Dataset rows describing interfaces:
____________
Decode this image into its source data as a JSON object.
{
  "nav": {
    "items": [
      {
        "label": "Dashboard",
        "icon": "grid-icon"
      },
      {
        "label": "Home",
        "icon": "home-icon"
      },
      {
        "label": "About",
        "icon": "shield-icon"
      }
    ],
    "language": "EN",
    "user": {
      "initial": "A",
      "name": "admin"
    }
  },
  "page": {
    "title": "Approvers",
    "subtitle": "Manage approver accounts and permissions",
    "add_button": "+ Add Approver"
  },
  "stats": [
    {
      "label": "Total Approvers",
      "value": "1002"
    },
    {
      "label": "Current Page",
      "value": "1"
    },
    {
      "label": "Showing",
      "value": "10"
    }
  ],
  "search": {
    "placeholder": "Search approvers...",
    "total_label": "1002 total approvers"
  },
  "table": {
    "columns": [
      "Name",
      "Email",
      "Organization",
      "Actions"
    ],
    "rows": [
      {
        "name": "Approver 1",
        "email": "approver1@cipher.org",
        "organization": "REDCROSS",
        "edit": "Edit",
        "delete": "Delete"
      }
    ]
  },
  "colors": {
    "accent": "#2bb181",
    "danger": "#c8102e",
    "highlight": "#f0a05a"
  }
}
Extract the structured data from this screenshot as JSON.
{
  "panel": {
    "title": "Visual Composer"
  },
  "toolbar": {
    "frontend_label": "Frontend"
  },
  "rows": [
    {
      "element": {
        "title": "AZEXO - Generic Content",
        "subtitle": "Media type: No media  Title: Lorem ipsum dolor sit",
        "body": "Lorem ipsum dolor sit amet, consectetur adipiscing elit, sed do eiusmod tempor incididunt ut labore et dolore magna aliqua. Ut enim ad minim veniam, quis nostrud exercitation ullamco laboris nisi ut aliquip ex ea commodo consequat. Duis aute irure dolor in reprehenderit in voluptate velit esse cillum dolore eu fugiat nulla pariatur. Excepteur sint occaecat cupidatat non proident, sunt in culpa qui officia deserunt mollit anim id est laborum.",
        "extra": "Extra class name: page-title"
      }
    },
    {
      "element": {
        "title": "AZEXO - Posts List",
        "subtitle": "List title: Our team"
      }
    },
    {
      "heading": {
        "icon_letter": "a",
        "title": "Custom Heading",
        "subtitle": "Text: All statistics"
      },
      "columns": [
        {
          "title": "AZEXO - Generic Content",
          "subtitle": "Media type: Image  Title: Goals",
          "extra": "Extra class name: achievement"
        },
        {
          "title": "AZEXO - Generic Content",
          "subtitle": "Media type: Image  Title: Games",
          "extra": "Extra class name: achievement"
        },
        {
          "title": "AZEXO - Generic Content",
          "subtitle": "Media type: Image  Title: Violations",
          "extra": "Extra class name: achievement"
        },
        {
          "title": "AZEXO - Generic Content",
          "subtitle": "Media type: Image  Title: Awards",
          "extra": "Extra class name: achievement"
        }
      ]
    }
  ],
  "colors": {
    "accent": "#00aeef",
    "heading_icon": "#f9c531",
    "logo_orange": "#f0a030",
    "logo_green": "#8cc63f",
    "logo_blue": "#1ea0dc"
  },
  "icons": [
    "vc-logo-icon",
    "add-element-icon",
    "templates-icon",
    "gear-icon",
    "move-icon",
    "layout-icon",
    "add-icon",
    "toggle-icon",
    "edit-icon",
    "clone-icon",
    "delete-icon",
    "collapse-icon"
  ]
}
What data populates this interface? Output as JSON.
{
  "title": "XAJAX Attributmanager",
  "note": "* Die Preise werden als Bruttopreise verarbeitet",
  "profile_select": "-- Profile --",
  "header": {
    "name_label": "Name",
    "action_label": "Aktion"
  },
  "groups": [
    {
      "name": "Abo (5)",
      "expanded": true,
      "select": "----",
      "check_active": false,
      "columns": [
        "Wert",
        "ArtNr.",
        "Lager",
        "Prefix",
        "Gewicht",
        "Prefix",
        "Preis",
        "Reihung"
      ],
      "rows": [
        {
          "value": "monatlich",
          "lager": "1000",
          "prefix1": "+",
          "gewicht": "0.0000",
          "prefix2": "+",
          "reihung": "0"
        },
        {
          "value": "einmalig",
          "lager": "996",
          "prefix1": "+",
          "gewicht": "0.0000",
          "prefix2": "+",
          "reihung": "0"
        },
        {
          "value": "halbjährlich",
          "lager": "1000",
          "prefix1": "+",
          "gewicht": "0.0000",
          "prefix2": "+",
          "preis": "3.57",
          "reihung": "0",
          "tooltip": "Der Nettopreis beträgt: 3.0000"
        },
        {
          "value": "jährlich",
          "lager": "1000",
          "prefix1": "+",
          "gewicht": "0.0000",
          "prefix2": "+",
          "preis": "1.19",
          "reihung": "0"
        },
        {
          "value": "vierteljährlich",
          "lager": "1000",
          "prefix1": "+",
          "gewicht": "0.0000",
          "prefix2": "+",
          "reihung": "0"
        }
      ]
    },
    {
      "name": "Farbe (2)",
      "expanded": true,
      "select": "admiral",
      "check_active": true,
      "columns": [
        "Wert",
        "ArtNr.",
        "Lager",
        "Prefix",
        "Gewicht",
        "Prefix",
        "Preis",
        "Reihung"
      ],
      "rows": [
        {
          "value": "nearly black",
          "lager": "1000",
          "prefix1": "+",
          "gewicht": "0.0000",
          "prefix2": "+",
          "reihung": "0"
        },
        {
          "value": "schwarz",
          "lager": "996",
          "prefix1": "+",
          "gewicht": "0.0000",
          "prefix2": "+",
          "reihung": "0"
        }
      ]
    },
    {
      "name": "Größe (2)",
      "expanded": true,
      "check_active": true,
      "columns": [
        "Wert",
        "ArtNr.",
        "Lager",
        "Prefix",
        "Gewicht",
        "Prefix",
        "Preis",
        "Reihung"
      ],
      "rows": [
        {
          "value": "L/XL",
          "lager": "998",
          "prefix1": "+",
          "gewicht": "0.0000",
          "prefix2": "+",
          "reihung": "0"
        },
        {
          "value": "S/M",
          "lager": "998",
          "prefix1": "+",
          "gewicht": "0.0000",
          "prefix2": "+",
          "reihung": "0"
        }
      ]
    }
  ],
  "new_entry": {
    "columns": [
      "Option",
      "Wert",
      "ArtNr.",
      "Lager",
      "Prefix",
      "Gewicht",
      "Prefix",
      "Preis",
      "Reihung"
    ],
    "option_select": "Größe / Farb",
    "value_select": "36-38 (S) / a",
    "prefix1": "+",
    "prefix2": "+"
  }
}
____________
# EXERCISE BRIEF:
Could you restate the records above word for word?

# ANSWER TO THE PROBLEM:
Decode this image into its source data as a JSON object.
{
  "nav": {
    "items": [
      {
        "label": "Dashboard",
        "icon": "grid-icon"
      },
      {
        "label": "Home",
        "icon": "home-icon"
      },
      {
        "label": "About",
        "icon": "shield-icon"
      }
    ],
    "language": "EN",
    "user": {
      "initial": "A",
      "name": "admin"
    }
  },
  "page": {
    "title": "Approvers",
    "subtitle": "Manage approver accounts and permissions",
    "add_button": "+ Add Approver"
  },
  "stats": [
    {
      "label": "Total Approvers",
      "value": "1002"
    },
    {
      "label": "Current Page",
      "value": "1"
    },
    {
      "label": "Showing",
      "value": "10"
    }
  ],
  "search": {
    "placeholder": "Search approvers...",
    "total_label": "1002 total approvers"
  },
  "table": {
    "columns": [
      "Name",
      "Email",
      "Organization",
      "Actions"
    ],
    "rows": [
      {
        "name": "Approver 1",
        "email": "approver1@cipher.org",
        "organization": "REDCROSS",
        "edit": "Edit",
        "delete": "Delete"
      }
    ]
  },
  "colors": {
    "accent": "#2bb181",
    "danger": "#c8102e",
    "highlight": "#f0a05a"
  }
}
Extract the structured data from this screenshot as JSON.
{
  "panel": {
    "title": "Visual Composer"
  },
  "toolbar": {
    "frontend_label": "Frontend"
  },
  "rows": [
    {
      "element": {
        "title": "AZEXO - Generic Content",
        "subtitle": "Media type: No media  Title: Lorem ipsum dolor sit",
        "body": "Lorem ipsum dolor sit amet, consectetur adipiscing elit, sed do eiusmod tempor incididunt ut labore et dolore magna aliqua. Ut enim ad minim veniam, quis nostrud exercitation ullamco laboris nisi ut aliquip ex ea commodo consequat. Duis aute irure dolor in reprehenderit in voluptate velit esse cillum dolore eu fugiat nulla pariatur. Excepteur sint occaecat cupidatat non proident, sunt in culpa qui officia deserunt mollit anim id est laborum.",
        "extra": "Extra class name: page-title"
      }
    },
    {
      "element": {
        "title": "AZEXO - Posts List",
        "subtitle": "List title: Our team"
      }
    },
    {
      "heading": {
        "icon_letter": "a",
        "title": "Custom Heading",
        "subtitle": "Text: All statistics"
      },
      "columns": [
        {
          "title": "AZEXO - Generic Content",
          "subtitle": "Media type: Image  Title: Goals",
          "extra": "Extra class name: achievement"
        },
        {
          "title": "AZEXO - Generic Content",
          "subtitle": "Media type: Image  Title: Games",
          "extra": "Extra class name: achievement"
        },
        {
          "title": "AZEXO - Generic Content",
          "subtitle": "Media type: Image  Title: Violations",
          "extra": "Extra class name: achievement"
        },
        {
          "title": "AZEXO - Generic Content",
          "subtitle": "Media type: Image  Title: Awards",
          "extra": "Extra class name: achievement"
        }
      ]
    }
  ],
  "colors": {
    "accent": "#00aeef",
    "heading_icon": "#f9c531",
    "logo_orange": "#f0a030",
    "logo_green": "#8cc63f",
    "logo_blue": "#1ea0dc"
  },
  "icons": [
    "vc-logo-icon",
    "add-element-icon",
    "templates-icon",
    "gear-icon",
    "move-icon",
    "layout-icon",
    "add-icon",
    "toggle-icon",
    "edit-icon",
    "clone-icon",
    "delete-icon",
    "collapse-icon"
  ]
}
What data populates this interface? Output as JSON.
{
  "title": "XAJAX Attributmanager",
  "note": "* Die Preise werden als Bruttopreise verarbeitet",
  "profile_select": "-- Profile --",
  "header": {
    "name_label": "Name",
    "action_label": "Aktion"
  },
  "groups": [
    {
      "name": "Abo (5)",
      "expanded": true,
      "select": "----",
      "check_active": false,
      "columns": [
        "Wert",
        "ArtNr.",
        "Lager",
        "Prefix",
        "Gewicht",
        "Prefix",
        "Preis",
        "Reihung"
      ],
      "rows": [
        {
          "value": "monatlich",
          "lager": "1000",
          "prefix1": "+",
          "gewicht": "0.0000",
          "prefix2": "+",
          "reihung": "0"
        },
        {
          "value": "einmalig",
          "lager": "996",
          "prefix1": "+",
          "gewicht": "0.0000",
          "prefix2": "+",
          "reihung": "0"
        },
        {
          "value": "halbjährlich",
          "lager": "1000",
          "prefix1": "+",
          "gewicht": "0.0000",
          "prefix2": "+",
          "preis": "3.57",
          "reihung": "0",
          "tooltip": "Der Nettopreis beträgt: 3.0000"
        },
        {
          "value": "jährlich",
          "lager": "1000",
          "prefix1": "+",
          "gewicht": "0.0000",
          "prefix2": "+",
          "preis": "1.19",
          "reihung": "0"
        },
        {
          "value": "vierteljährlich",
          "lager": "1000",
          "prefix1": "+",
          "gewicht": "0.0000",
          "prefix2": "+",
          "reihung": "0"
        }
      ]
    },
    {
      "name": "Farbe (2)",
      "expanded": true,
      "select": "admiral",
      "check_active": true,
      "columns": [
        "Wert",
        "ArtNr.",
        "Lager",
        "Prefix",
        "Gewicht",
        "Prefix",
        "Preis",
        "Reihung"
      ],
      "rows": [
        {
          "value": "nearly black",
          "lager": "1000",
          "prefix1": "+",
          "gewicht": "0.0000",
          "prefix2": "+",
          "reihung": "0"
        },
        {
          "value": "schwarz",
          "lager": "996",
          "prefix1": "+",
          "gewicht": "0.0000",
          "prefix2": "+",
          "reihung": "0"
        }
      ]
    },
    {
      "name": "Größe (2)",
      "expanded": true,
      "check_active": true,
      "columns": [
        "Wert",
        "ArtNr.",
        "Lager",
        "Prefix",
        "Gewicht",
        "Prefix",
        "Preis",
        "Reihung"
      ],
      "rows": [
        {
          "value": "L/XL",
          "lager": "998",
          "prefix1": "+",
          "gewicht": "0.0000",
          "prefix2": "+",
          "reihung": "0"
        },
        {
          "value": "S/M",
          "lager": "998",
          "prefix1": "+",
          "gewicht": "0.0000",
          "prefix2": "+",
          "reihung": "0"
        }
      ]
    }
  ],
  "new_entry": {
    "columns": [
      "Option",
      "Wert",
      "ArtNr.",
      "Lager",
      "Prefix",
      "Gewicht",
      "Prefix",
      "Preis",
      "Reihung"
    ],
    "option_select": "Größe / Farb",
    "value_select": "36-38 (S) / a",
    "prefix1": "+",
    "prefix2": "+"
  }
}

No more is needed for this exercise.